Source: Toronto SunIt is doubtful the Raptors know more about any other prospect than Solomon Alabi.
Alabi, the tallest player eligible for the 2010 NBA Draft, worked out Tuesday for the team’s braintrust, which includes a very familiar face.
Raptors assistant GM of player personnel Masai Ujiri discovered the fellow Nigerian six years ago at the basketball camp he runs in his native country and has kept close tabs as his 6-foot-9 camper grew into a 7-foot-1 centre and legitimate first-round prospect.
“He grew up in the same part as I did in Nigeria and that’s where I was doing my camp (originally),” Ujiri said after watching Alabi, Marshall centre Hassan Whiteside, South Florida guard Dominique Jones and Cincinnati guard Lance Stephenson work out.
“He came and was very intriguing. We got him into Basketball Without Borders, one of the many we’ve tried to develop there.”
But few of Ujiri’s prospects have come as far as Alabi, who anchored one of the NCAA’s top defences at Florida State, becoming just the ninth player in ACC history to lead that tough conference in blocked shots two years in a row.
Ujiri, who joined the Raptors in 2007, said 80-90 Nigerians have received NCAA basketball scholarships in recent years, and predicted Alabi would be “one of the first” to crack the NBA’s first round.
“He’s a great example for the kids back home, I’m very, very proud,” said Ujiri, who added he hopes to have Alabi as an instructor at his camp in Nigeria this summer.
“People look up to me now (and are) playing basketball now because of me, I want to give back,” Alabi said.
Alabi needs to put on weight and won’t make a huge impact right away, but has a nice offensive touch to go along with his defensive abilities.
Ujiri said he thinks both Alabi and Whiteside will get better with time, but can have an impact next year.
“He meant a lot in my life,” Alabi said of Ujiri. “When I started playing basketball in a small town (Kaduna) where not too many people knew about basketball and only a few people played basketball, Masai did a camp in my town and . . . that’s when I started getting exposed to basketball.”When I started playing, I never played on a basketball court,” said Alabi, who is projected to go late in the draft’s first round. “I played on dirt on the ground, they don’t even have concrete on the floor. I went to the camp and they had concrete on the floor . . .
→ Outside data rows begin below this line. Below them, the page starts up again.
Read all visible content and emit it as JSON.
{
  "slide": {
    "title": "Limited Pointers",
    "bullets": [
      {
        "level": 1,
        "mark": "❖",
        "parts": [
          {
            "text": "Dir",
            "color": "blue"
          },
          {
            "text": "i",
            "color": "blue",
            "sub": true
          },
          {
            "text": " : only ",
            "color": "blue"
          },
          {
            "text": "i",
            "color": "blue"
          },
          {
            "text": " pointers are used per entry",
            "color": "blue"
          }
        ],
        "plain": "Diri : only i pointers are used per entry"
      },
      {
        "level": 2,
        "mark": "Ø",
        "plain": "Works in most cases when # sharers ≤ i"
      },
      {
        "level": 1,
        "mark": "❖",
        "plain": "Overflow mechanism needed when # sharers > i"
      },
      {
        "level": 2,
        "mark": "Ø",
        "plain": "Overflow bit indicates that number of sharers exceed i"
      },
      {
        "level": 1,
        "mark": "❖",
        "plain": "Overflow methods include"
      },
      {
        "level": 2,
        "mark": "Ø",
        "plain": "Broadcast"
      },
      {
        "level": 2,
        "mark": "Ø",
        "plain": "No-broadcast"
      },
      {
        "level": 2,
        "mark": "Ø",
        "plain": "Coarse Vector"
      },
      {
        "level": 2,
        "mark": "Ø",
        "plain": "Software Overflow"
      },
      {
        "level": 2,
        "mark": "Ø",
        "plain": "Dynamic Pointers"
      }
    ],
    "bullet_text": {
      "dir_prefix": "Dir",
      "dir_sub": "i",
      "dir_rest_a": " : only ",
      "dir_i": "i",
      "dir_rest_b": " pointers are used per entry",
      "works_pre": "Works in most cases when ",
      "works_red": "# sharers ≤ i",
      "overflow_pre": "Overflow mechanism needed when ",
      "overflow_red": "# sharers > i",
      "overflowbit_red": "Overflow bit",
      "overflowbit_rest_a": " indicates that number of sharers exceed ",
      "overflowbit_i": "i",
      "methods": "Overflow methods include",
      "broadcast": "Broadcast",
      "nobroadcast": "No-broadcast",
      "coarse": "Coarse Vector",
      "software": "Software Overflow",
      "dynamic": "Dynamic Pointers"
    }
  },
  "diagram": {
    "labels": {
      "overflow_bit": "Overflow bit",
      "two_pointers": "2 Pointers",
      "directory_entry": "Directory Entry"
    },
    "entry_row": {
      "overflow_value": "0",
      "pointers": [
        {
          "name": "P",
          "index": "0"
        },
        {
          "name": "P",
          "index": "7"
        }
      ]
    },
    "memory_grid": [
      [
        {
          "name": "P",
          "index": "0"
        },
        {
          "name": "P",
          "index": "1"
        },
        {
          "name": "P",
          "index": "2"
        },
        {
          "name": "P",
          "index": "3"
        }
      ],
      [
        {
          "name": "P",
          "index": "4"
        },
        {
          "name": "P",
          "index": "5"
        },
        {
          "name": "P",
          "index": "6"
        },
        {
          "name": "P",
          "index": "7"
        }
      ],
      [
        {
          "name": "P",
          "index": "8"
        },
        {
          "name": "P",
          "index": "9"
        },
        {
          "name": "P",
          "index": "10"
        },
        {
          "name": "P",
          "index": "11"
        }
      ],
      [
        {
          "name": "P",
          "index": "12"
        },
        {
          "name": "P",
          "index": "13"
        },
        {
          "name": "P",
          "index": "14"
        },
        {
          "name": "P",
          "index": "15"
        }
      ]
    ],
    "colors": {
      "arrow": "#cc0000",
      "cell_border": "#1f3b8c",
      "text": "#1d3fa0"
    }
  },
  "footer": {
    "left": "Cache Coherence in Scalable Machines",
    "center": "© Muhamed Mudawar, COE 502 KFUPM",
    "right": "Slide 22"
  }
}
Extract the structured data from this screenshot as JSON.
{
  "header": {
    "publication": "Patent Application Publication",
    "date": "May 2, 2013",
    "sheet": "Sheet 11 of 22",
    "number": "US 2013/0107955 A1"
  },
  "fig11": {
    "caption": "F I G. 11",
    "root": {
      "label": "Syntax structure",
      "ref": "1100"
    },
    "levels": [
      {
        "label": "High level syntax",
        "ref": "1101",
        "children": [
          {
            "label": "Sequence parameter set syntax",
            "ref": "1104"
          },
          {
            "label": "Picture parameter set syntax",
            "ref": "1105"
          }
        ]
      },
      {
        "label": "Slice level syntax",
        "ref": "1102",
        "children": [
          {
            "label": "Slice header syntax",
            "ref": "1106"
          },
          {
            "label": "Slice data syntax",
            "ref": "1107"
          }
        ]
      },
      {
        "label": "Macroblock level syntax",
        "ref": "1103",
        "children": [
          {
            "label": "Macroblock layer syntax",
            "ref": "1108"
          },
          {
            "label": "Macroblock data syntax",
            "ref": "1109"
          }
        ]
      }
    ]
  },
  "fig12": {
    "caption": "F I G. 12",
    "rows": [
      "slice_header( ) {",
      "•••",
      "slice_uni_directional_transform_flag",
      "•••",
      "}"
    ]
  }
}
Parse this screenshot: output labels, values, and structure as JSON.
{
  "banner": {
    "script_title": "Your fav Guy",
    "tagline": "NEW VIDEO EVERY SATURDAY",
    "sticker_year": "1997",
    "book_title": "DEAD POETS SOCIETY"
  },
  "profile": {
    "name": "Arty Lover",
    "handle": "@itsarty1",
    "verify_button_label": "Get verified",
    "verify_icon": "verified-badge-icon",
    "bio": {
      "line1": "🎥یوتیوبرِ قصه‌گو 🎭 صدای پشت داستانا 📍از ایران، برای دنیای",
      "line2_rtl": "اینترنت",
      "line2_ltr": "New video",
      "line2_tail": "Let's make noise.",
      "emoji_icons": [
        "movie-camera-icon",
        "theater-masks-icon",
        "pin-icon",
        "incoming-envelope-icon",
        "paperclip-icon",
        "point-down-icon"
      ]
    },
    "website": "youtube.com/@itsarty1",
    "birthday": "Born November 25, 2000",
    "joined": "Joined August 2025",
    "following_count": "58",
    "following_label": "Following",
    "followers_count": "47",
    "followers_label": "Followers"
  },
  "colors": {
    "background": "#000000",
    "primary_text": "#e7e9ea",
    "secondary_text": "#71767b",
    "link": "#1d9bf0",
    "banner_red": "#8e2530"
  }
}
“Basketball Without Borders really helped me. That’s where I first got exposed to well-organized basketball and that really encouraged me to play basketball more.”“We’re slowing getting there and with the programs like Basketball Without Borders and the big-man camp and all the programs growing in Africa . . . we’re very, very proud of these kids,” said Ujiri.“He’s a great example for the kids back home,” said the Raptors executive. “With a country like Nigeria and a continent like Africa, with the population, there are so many kids, we just need the facilities and you guys (the media) to promote the game a little bit and we can build some more courts over there and grow the game.”Source: The Star“I feel like if I get the opportunity to play in the NBA, I want to give back to my people in Nigeria because the town I came out from, there are people who look up to me now. I’m the one guy who came out of my town to play basketball,” he said.
“I want to go back and show them that I’ve grown into a man through basketball.”
We all know Colangelo's ego isn't as big as his collars. He respects his support team and always seeks out their opinions and views on players. He's made moves in the past, crediting others around him with the decision. Now we hear rumors that the Raptors want to grab a pick in the 20's and Solomon Alabi just happens to be slated in that area of the draft. Thoughts?